Not everyone can pinpoint the defining moment in their early life which determined the course of their career. But Andreas Lauffs, based in Hong Kong as an international partner at top-ranking law firm Baker & McKenzie, can recall borrowing from his teacher a book on Chinese history which opened his eyes to a different culture and a world then unknown. He was hooked and knew that, somehow, his destiny was to work in China.
Dr Lauffs needed to find a practical way of combining his new-found fascination with a commercially-based career that did not lead purely to scholarship and an academic post. His initial solution was "to keep options open by studying overlapping courses in law and Chinese in Germany, along with a period of intensive language training in Taiwan. This led ultimately to winning a scholarship to study for a PhD in Chinese labour law in Beijing."
There in the late 1980s, he witnessed China's economic miracle. He realised that a practising lawyer would be ideally placed to participate in the fast-paced boom that saw overseas buyers and investors scrambling to set up new projects and production facilities on the mainland. He therefore completed a three-year trainee solicitorship in Europe and transferred to Hong Kong to join the headquarters of Baker & McKenzie's China practice group.
This tallied with his philosophy: "Whatever you do in life, it takes the best hours of your day, so make sure those hours are well spent - make your hobby your job. There will always be pressures and tough times, which you can survive best if you love the job."
"Whatever you do in life, it takes the best hours of your day, so make sure those hours are well spent - make your hobby your job"
From the start, the work provided consistent interest and new challenges, including meeting deadlines, the make-or-break decisions coming with each deal and the excitement of getting the best out of oneself and one's training. In helping put together deals in industries across the spectrum, Dr Lauffs mastered the legal intricacies of mergers and acquisitions, financing, employment regulations and negotiating leases and licences. This was grafted onto skills in research, drafting contracts and transactional law, picked up in his early days as an associate.
More complex deals, such as setting up joint ventures, with key contracts governed by Chinese law, took weeks of intensive work. Typically, he represented foreign companies looking to set up production bases with Chinese partners. He "acted as a bridge, the communicator between two cultures, facilitator for the deal and, sometimes, interpreter".

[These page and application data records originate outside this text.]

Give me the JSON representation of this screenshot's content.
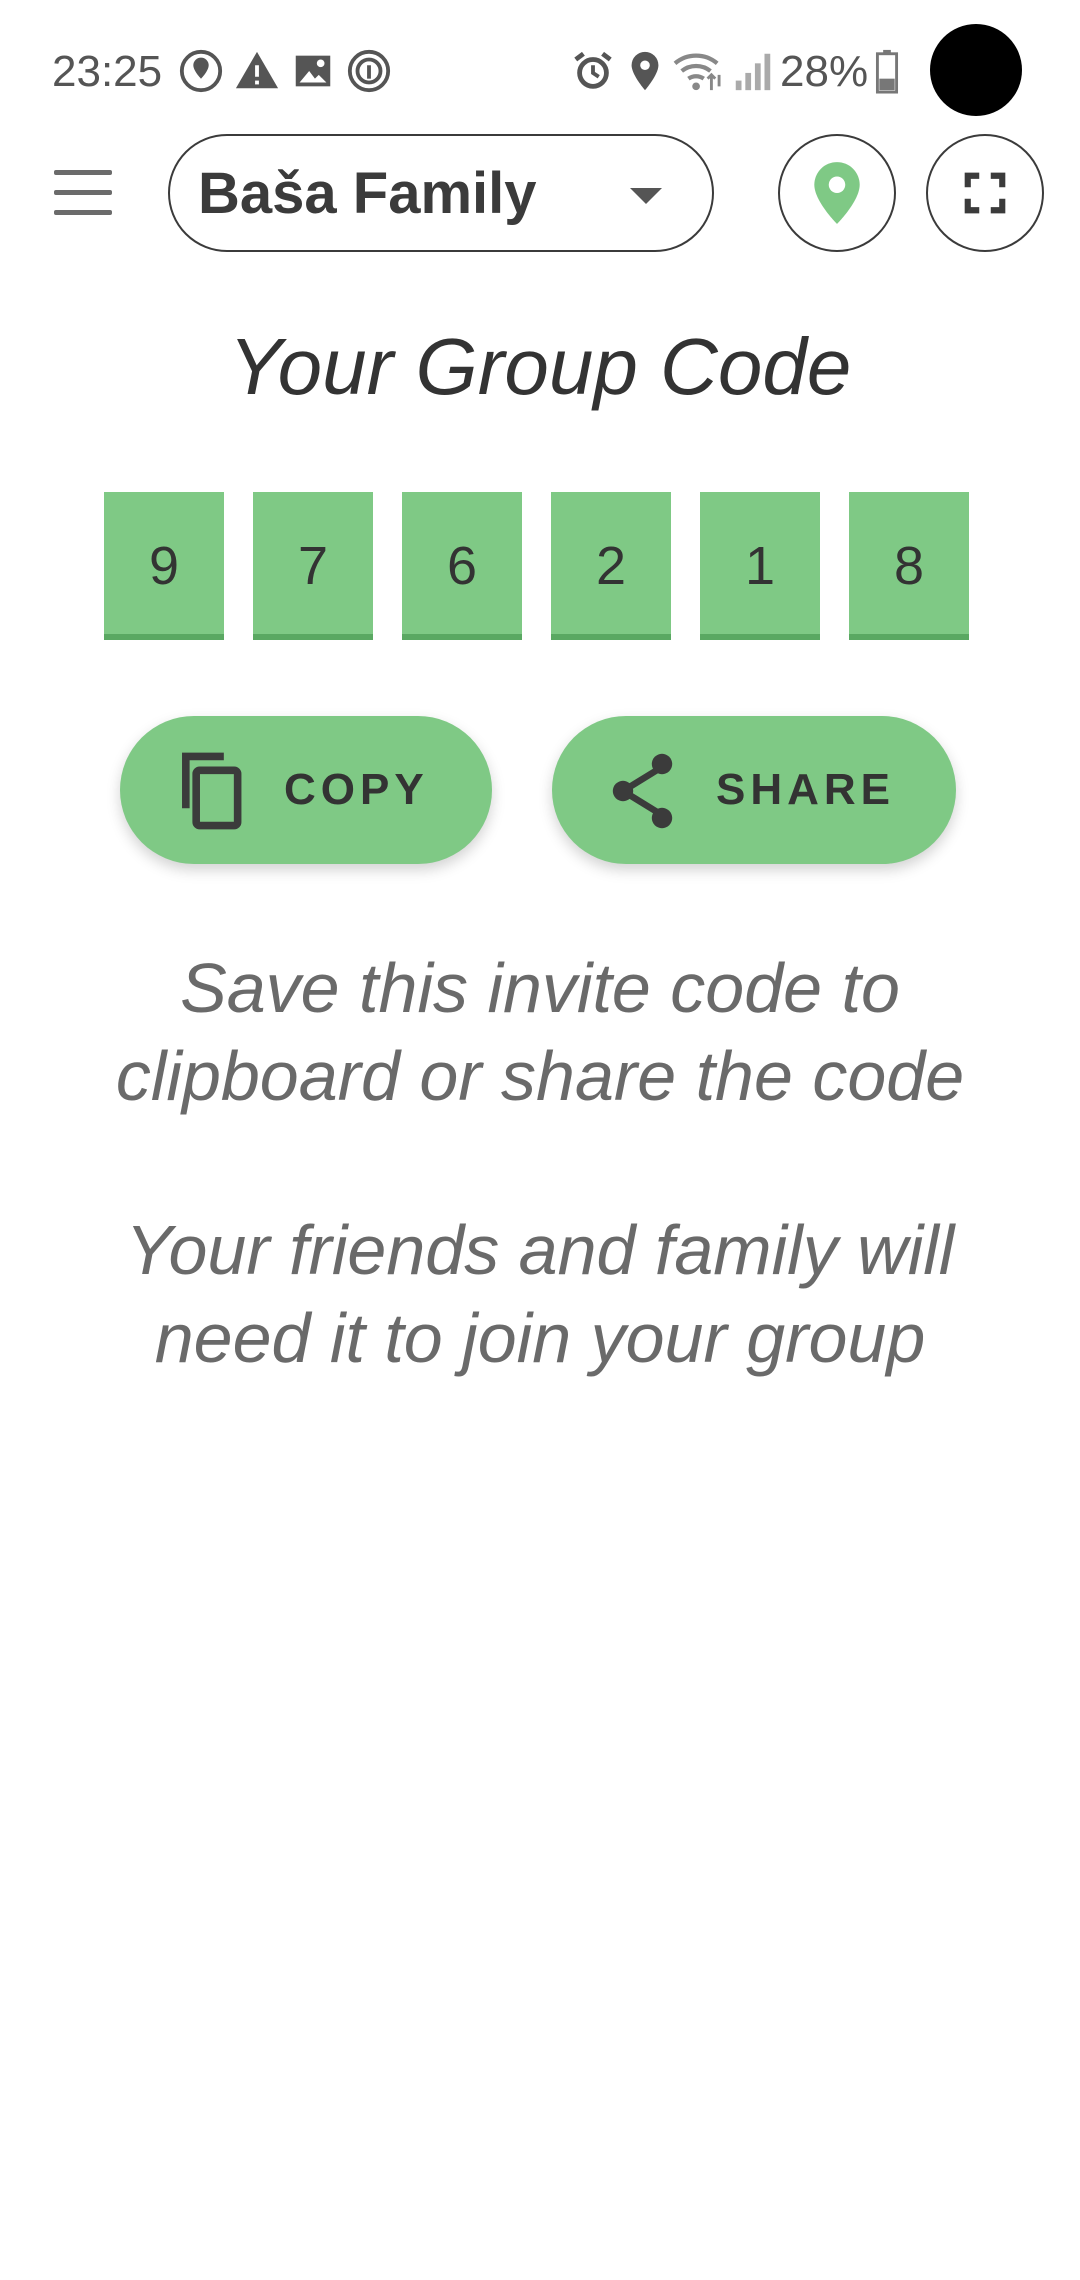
{
  "status_bar": {
    "time": "23:25",
    "battery": "28%",
    "left_icons": [
      "location-sharing-icon",
      "warning-icon",
      "image-icon",
      "fingerprint-icon"
    ],
    "right_icons": [
      "alarm-icon",
      "location-icon",
      "wifi-icon",
      "signal-icon",
      "battery-icon"
    ]
  },
  "app_bar": {
    "group_name": "Baša Family",
    "menu_icon": "menu-icon",
    "location_icon": "location-pin-icon",
    "fullscreen_icon": "fullscreen-icon"
  },
  "main": {
    "title": "Your Group Code",
    "code_digits": [
      "9",
      "7",
      "6",
      "2",
      "1",
      "8"
    ],
    "copy_label": "COPY",
    "share_label": "SHARE",
    "invite_line_1": "Save this invite code to",
    "invite_line_2": "clipboard or share the code",
    "join_line_1": "Your friends and family will",
    "join_line_2": "need it to join your group"
  },
  "colors": {
    "accent_green": "#7fc985",
    "text_dark": "#3a3a3a",
    "text_muted": "#6a6a6a"
  }
}
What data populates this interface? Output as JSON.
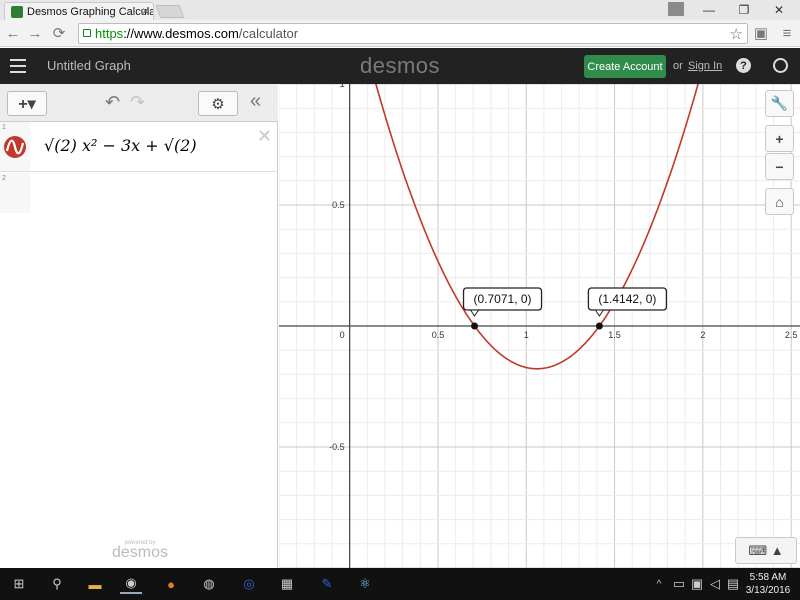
{
  "browser": {
    "tab_title": "Desmos Graphing Calculat",
    "url_https": "https",
    "url_rest_host": "://www.desmos.com",
    "url_path": "/calculator"
  },
  "header": {
    "title": "Untitled Graph",
    "logo": "desmos",
    "create_account": "Create Account",
    "or": "or",
    "sign_in": "Sign In",
    "help": "?"
  },
  "expressions": {
    "rows": [
      {
        "number": "1",
        "latex": "√(2) x² − 3x + √(2)"
      },
      {
        "number": "2",
        "latex": ""
      }
    ],
    "curve_color": "#c0392b"
  },
  "branding": {
    "powered_by": "powered by",
    "name": "desmos"
  },
  "graph": {
    "x_ticks": [
      "0.5",
      "1",
      "1.5",
      "2",
      "2.5"
    ],
    "y_ticks": [
      "1",
      "0.5",
      "-0.5"
    ],
    "origin_label": "0",
    "points": [
      {
        "x": 0.7071,
        "y": 0,
        "label": "(0.7071, 0)"
      },
      {
        "x": 1.4142,
        "y": 0,
        "label": "(1.4142, 0)"
      }
    ],
    "function": {
      "a": 1.41421356,
      "b": -3,
      "c": 1.41421356
    },
    "x_range": [
      -0.4,
      2.55
    ],
    "y_range": [
      -1.0,
      1.0
    ]
  },
  "taskbar": {
    "time": "5:58 AM",
    "date": "3/13/2016"
  }
}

Although laws may remain unchanged and overall scenarios can be similar, no two deals are the same. "Psychology will always play a part. You need a different strategy [to find] a way through. You get satisfaction, a sense of empowerment, [from] being able to find answers and apply what you've learned."
International partners have extra responsibilities. The firm's Shanghai and Beijing offices are overseen from Hong Kong and require regular visits. And, with China's accession to the World Trade Organisation and the need to keep abreast of its evolving labour law and practice, there is little chance to sit still. Business and client contacts must constantly be promoted through speaking engagements and legal articles.
However, the rewards are obvious. "You have exposure to people from different parts of the world and access to senior executives, which means you see more of life. And, in China, things are always changing fast, so these are interesting times."
The legal profession provides a way to combine academic training with language and interpersonal skills. Learning the mechanics of business and high finance through day-to-day involvement in major transactions only adds to the attraction. While the demanding, competitive pressures of an international law firm may not be everyone's cup of tea, Dr Lauffs has found "the ideal job in the ideal setting - it's fun".
As China's economy expands, so will the demand for trained lawyers and expert legal advice. Job opportunities should increase, although competition for business may keep remuneration levels stable. The recently-signed Closer Economic Partnership Arrangement is intended to give Hong Kong lawyers better access to work within the mainland legal system.
Those with a legal qualification from any jurisdiction have the option of a two-year traineeship with a local Chinese firm or an international partnership. The latter are generally thought to offer better overall career tracks, training and remuneration for candidates with the best skill-sets.
Proficiency in both English and Mandarin is essential. In the international sphere, English is the working language for memos and contracts. Fluent, unaccented Mandarin is important for negotiations in China. Aspiring lawyers should also have the right motivation: wanting to enhance their knowledge of China and Chinese affairs and seeing their careers as long-term commitments.